Jay-Z and Meek Mill pledge $50m to free prisoners
Jay-Z, Meek Mill and sport and business leaders have pledged $50m (£38m) to reform the US criminal justice system.
The Reform Alliance, which was inspired by Meek Mill’s recent stint in prison for a minor probation violation , hopes to free one million prisoners in five years.
The owners of the New England Patriots and Philadelphia 76ers, Robert Kraft and Michael Rubin, are co-founders.
Reform says it wants to help people who are “trapped in the system”.
The group’s “mission” is to “dramatically reduce the number of people who are unjustly under the control of the criminal justice system, starting with probation and parole”.
“To win, we will leverage our considerable resources to change laws, policies, hearts and minds,” it says.
More than six million people can currently count themselves as part of the “correctional population” of the USA – which includes people in prisons and local jails, but is mostly made up of the more than four million people on probation or parole, according to Bureau of Justice statistics.
Probation is often given as a sentence instead of time in prison and can include conditions like being on a curfew or going to rehab.
Parole is when an inmate is released early from prison with similar conditions to probation.
Meek Mill has experienced all three: probation, parole and jail.
The Reform Alliance says his case is an example of the “devastating and long-lasting effects” that can occur after one interaction with the criminal justice system.
The rapper was arrested in 2007 – he says wrongfully – for drug and gun charges, aged 19.
He was sentenced in 2009 to between 11 and 23 months in county prison, but was released on parole after five months and put on house arrest.
It was during this time he started to make his name nationally as a rapper, signing to Rick Ross’s label and releasing a string of hugely successful mixtapes.
Before long he was a platinum-selling artist.

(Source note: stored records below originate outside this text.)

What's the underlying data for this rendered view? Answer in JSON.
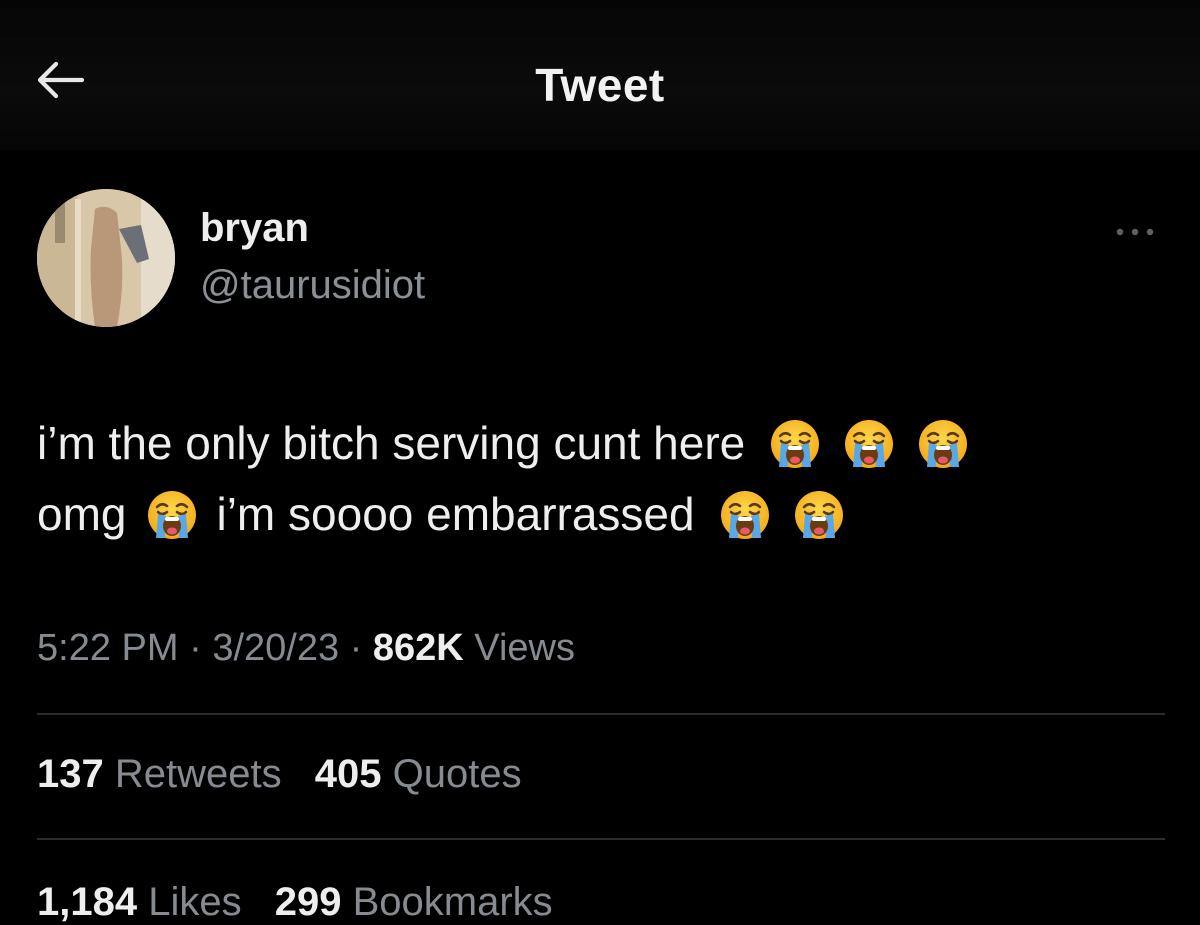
{
  "header": {
    "title": "Tweet",
    "back_icon": "arrow-left-icon"
  },
  "author": {
    "display_name": "bryan",
    "handle": "@taurusidiot",
    "more_icon": "more-dots-icon"
  },
  "tweet": {
    "line1": {
      "text": "i’m the only bitch serving cunt here",
      "emojis": [
        "loudly-crying-face-emoji",
        "loudly-crying-face-emoji",
        "loudly-crying-face-emoji"
      ]
    },
    "line2": {
      "text_before": "omg",
      "text_after": "i’m soooo embarrassed",
      "emojis": [
        "loudly-crying-face-emoji",
        "loudly-crying-face-emoji",
        "loudly-crying-face-emoji"
      ]
    }
  },
  "meta": {
    "time": "5:22 PM",
    "separator": "·",
    "date": "3/20/23",
    "views_count": "862K",
    "views_label": "Views"
  },
  "stats": {
    "retweets_count": "137",
    "retweets_label": "Retweets",
    "quotes_count": "405",
    "quotes_label": "Quotes",
    "likes_count": "1,184",
    "likes_label": "Likes",
    "bookmarks_count": "299",
    "bookmarks_label": "Bookmarks"
  },
  "colors": {
    "background": "#000000",
    "primary_text": "#eeeeee",
    "secondary_text": "#868b91",
    "divider": "#2a2d30",
    "emoji_face": "#f6c12e",
    "emoji_tears": "#5aa7e6"
  }
}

But a parole violation for suspected cannabis use resulted in a ban on touring, and then after failing to get his travel plans approved by the court Meek was sentenced to prison again in 2014.
Examples of parole violations that can land people back in prison range from being late to appointments with parole officers or missing a curfew, to things more specific to the crime that was committed – like failing to attend an Alcoholics Anonymous meeting.
“When you talk about these so-called technical violations, it’s not technical to the kid who can never see her mum again because she showed up late for a meeting. That’s not technical, that’s devastating for that individual child,” Reform Alliance CEO Van Jones said.
Violations over the next few years resulted in his probation period being extended – it now lasts up until 2023 – as well as the five months in prison which ended in April 2018 and birthed the #FreeMeek movement.
It’s people with a similar story to Meek’s, that have been “caught up on probation and parole”, that Reform says it wants to focus on first.
‘If someone commits a crime they should go to jail’
“Being from the environment I’m from, I don’t even think it’s possible for you to be an angel,” Meek said as the organisation was announced in New York.
“You grow up around murder on a daily basis, you grow up in drug-infested neighbourhoods.
“And every time I started to further my life with the music industry, there was always something that brought me back to ground zero,” he said.
Pennsylvania Governor Tom Wolf, who attended the event, said he was a supporter of criminal justice reforms that are “fair, help our system work better and smarter, and save crucial taxpayer dollars while balancing public safety and victim concerns”.
Across the US, roughly a third of people on parole are black, according to Bureau of Justice statistics – something Jay-Z raised at the event.
“We want to be very clear. If someone commits a crime they should go to jail. But these things are just disproportionate and the whole world knows it,” he said.
Jay-Z has been vocal about Meek’s case, writing in the New York Times while he was imprisoned.
“On the surface, this may look like the story of yet another criminal rapper who didn’t smarten up and is back where he started,” he wrote .
“What’s happening to Meek Mill is just one example of how our criminal justice system entraps and harasses hundreds of thousands of black people every day.
“I saw this up close when I was growing up in Brooklyn during the 1970s and 1980s. Instead of a second chance, probation ends up being a land mine, with a random misstep bringing consequences greater than the crime. A person on probation can end up in jail over a technical violation like missing a curfew.”